"As we understand them, the judge intended to say that he who alleges fraud against another is bound to prove it; that every man is presumed to act honestly until the contrary is proved; that he who charges another with an act involving moral turpitude or legal delinquency must prove it; that, as this is an allegation against a presumption of fact, it requires somewhat more evidence than if no presumption existed. It carried no direction as to the amount of evidence required, or as to the nature of the evidence, whether positive or circumstantial, but only that, on the whole, it must be somewhat stronger; and we cannot perceive that such a direction is incorrect.
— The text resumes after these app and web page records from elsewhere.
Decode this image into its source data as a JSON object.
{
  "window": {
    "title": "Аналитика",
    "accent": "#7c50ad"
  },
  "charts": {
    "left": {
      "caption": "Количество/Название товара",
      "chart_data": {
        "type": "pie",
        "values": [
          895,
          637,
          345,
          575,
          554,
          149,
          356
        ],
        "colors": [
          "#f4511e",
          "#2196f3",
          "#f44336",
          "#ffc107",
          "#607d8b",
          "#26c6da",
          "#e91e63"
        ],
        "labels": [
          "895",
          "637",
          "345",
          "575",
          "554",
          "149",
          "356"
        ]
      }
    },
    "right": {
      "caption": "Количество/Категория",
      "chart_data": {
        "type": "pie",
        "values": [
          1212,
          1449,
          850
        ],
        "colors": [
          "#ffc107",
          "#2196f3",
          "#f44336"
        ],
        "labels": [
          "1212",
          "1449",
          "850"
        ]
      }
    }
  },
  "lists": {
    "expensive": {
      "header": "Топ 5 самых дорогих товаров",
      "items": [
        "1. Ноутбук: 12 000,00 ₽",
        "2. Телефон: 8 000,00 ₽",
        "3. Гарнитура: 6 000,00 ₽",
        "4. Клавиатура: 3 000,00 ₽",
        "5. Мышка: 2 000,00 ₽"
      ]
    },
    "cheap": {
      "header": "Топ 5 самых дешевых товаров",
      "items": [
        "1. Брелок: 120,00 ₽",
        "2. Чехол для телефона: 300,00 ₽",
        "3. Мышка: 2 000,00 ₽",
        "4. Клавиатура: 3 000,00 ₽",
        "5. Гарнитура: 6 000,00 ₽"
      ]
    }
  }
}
The ordinary direction to the jury is that he who charges fraud must prove it to the satisfaction of the jury. We think it not contrary to any rule or principle of law for the judge to inform the jury that, as the charge of fraud Is a charge against a presumption of fact, perhaps often a slight one, yet the jury,
In order to b,elmtl£l1led, might require somewhat stronger evidence than would suffice to prove, the acknowledgment ot' an obligation, or the delivery of a chattel." , . '
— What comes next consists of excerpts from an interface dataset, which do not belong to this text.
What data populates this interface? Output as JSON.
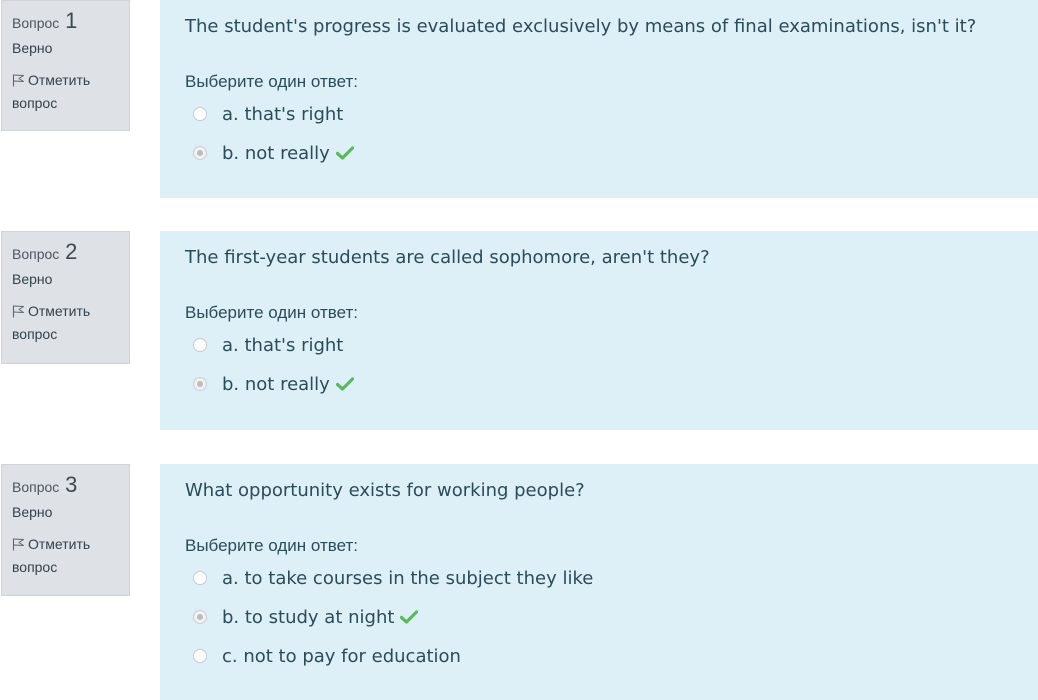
{
  "prompt_label": "Выберите один ответ:",
  "questions": [
    {
      "label": "Вопрос",
      "number": "1",
      "state": "Верно",
      "flag_label": "Отметить вопрос",
      "text": "The student's progress is evaluated exclusively by means of final examinations, isn't it?",
      "answers": [
        {
          "text": "a. that's right",
          "selected": false,
          "correct": false
        },
        {
          "text": "b. not really",
          "selected": true,
          "correct": true
        }
      ]
    },
    {
      "label": "Вопрос",
      "number": "2",
      "state": "Верно",
      "flag_label": "Отметить вопрос",
      "text": "The first-year students are called sophomore, aren't they?",
      "answers": [
        {
          "text": "a. that's right",
          "selected": false,
          "correct": false
        },
        {
          "text": "b. not really",
          "selected": true,
          "correct": true
        }
      ]
    },
    {
      "label": "Вопрос",
      "number": "3",
      "state": "Верно",
      "flag_label": "Отметить вопрос",
      "text": "What opportunity exists for working people?",
      "answers": [
        {
          "text": "a. to take courses in the subject they like",
          "selected": false,
          "correct": false
        },
        {
          "text": "b. to study at night",
          "selected": true,
          "correct": true
        },
        {
          "text": "c. not to pay for education",
          "selected": false,
          "correct": false
        }
      ]
    }
  ],
  "colors": {
    "info_background": "#dee2e6",
    "content_background": "#def0f7",
    "correct_check": "#5cb85c",
    "text": "#2c4b58"
  },
  "icons": {
    "flag": "flag-icon",
    "correct": "check-icon"
  }
}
This case is cited approvingly by the supreme court oithe United states in Jones Y. Simpson, supra. And to the s'ame effect are the following a-q,tb,orities: Greer V:. Caldwell, 14 Ga. 207; Bierer's Appeal, 92 Pa. St265; Babbitt v. Dotten, 14 Fed. 19; Lynn v. Railroad . Co., 60 Md. 413; Bigelow,Frauds, pp. 123, 145; 2 Rice, Ev. p. 953; Fick v. Mulholland, (Wis.) 4: N. W. 528. In Bouvier's 'Law Dictionary (14th Ed.) the term "satisfactory evidence" is defined to be "that evidence which is sufficient to produce a belief that the thing is true; in other words it is credible evidence." The Century Dictionary defines "satisfactory evidence or sufficient evidence" to·.be "such evidence as in amount is adequate to justify the court or jury in adopting the conclusion in support of which it is adduced." No better definition of these terms oon be given, and it was in this stmse, presumably, that the jury understood them. A of the other exceptions is not necessary, as none of them is of 'any general importance. They have all been examined carefully, and. we are satisfied that none of them has any merit : Finding no error in the record, the judgment below is affirmed.
v. SINGER MANUF'G CO. et at
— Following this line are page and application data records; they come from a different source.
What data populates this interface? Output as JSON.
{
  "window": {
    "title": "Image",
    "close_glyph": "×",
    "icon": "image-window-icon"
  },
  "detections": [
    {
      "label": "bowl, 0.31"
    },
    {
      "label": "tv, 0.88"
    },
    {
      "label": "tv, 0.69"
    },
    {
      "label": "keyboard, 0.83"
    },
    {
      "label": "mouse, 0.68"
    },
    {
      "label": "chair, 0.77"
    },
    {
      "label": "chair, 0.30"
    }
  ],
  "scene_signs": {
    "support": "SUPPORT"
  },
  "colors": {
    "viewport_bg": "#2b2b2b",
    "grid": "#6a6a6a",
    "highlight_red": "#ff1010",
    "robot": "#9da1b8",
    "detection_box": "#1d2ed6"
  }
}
November 27, 1893.)
(Olrcult Court, N. D. Oalifornia.
CIRCUIT COURTS-JURISDICTION-FEDERAL QUESTION-CORPORATIONS.
When federal jurisdiction dependl$ upon. the subject-matter, as in patent suits, a corporation cannot be sueLl, under the act of 1888, § 1, outside the state of its incorporation, although it has branch offices in other states.
At Law. Action by Herntan Cramer against the Singer Manufacturing Company and Willis D. Fry for infringement of a p3Jtent. Heard on separate demurrers to the complaint. Demurrer of Singer Company sustained, and that of Fry overruled. John L. Boone, for plaintiff. Wheaton, Kalloch & Kierce, for defendants. McKENNA, Circuit Judge, (orally.) This is a complaint for an infringement of a patent. The defendant is alleged to be a corporation created under the laws of New Jersey, but having a branch establishment in San Francisco. The defendant company demurs for want of jurisdiction,in.this:that jurisdiction of the case in this court is on account of su,bject-matter, not residence of parties, and the defendant therefore not liable to be sued outside of :New Jersey. The demurrer of Fry was on the ground of misjoinder, in this: ,he is joined with the Singer Manufacturing Company, and over the latter this· court has no jurisdiction. The first section of the act of 1888 provides: